**Your objective**
Where the word "value" shows up in the entries below, please copy the whole line.

━━━ Data in this exercise

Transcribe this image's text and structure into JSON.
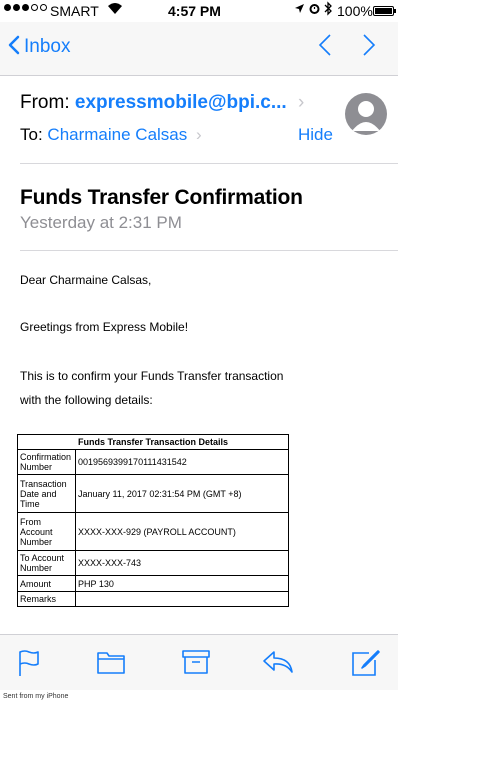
{
  "status_bar": {
    "carrier": "SMART",
    "time": "4:57 PM",
    "battery_percent": "100%",
    "battery_level": 1.0,
    "signal_bars_filled": 3,
    "signal_bars_total": 5,
    "icons": [
      "wifi-icon",
      "location-arrow-icon",
      "alarm-icon",
      "bluetooth-icon",
      "battery-icon"
    ]
  },
  "nav": {
    "back_label": "Inbox",
    "up_glyph": "‹",
    "down_glyph": "›"
  },
  "header": {
    "from_label": "From:",
    "from_address": "expressmobile@bpi.c...",
    "to_label": "To:",
    "to_name": "Charmaine Calsas",
    "hide_label": "Hide",
    "subject": "Funds Transfer Confirmation",
    "date": "Yesterday at 2:31 PM"
  },
  "body": {
    "greeting": "Dear Charmaine Calsas,",
    "line2": "Greetings from Express Mobile!",
    "line3": "This is to confirm your Funds Transfer transaction",
    "line4": "with the following details:"
  },
  "details_table": {
    "title": "Funds Transfer Transaction Details",
    "rows": [
      {
        "label": "Confirmation Number",
        "value": "0019569399170111431542"
      },
      {
        "label": "Transaction Date and Time",
        "value": "January 11, 2017 02:31:54 PM (GMT +8)"
      },
      {
        "label": "From Account Number",
        "value": "XXXX-XXX-929 (PAYROLL ACCOUNT)"
      },
      {
        "label": "To Account Number",
        "value": "XXXX-XXX-743"
      },
      {
        "label": "Amount",
        "value": "PHP 130"
      },
      {
        "label": "Remarks",
        "value": ""
      }
    ]
  },
  "toolbar": {
    "items": [
      "flag-icon",
      "folder-icon",
      "archive-icon",
      "reply-icon",
      "compose-icon"
    ]
  },
  "footer": {
    "sent_from": "Sent from my iPhone"
  },
  "colors": {
    "accent": "#157efb",
    "secondary_text": "#8e8e93",
    "bar_background": "#f7f7f7"
  }
}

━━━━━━

**Answer to the exercise**
        "value": "0019569399170111431542"
        "value": "January 11, 2017 02:31:54 PM (GMT +8)"
        "value": "XXXX-XXX-929 (PAYROLL ACCOUNT)"
        "value": "XXXX-XXX-743"
        "value": "PHP 130"
        "value": ""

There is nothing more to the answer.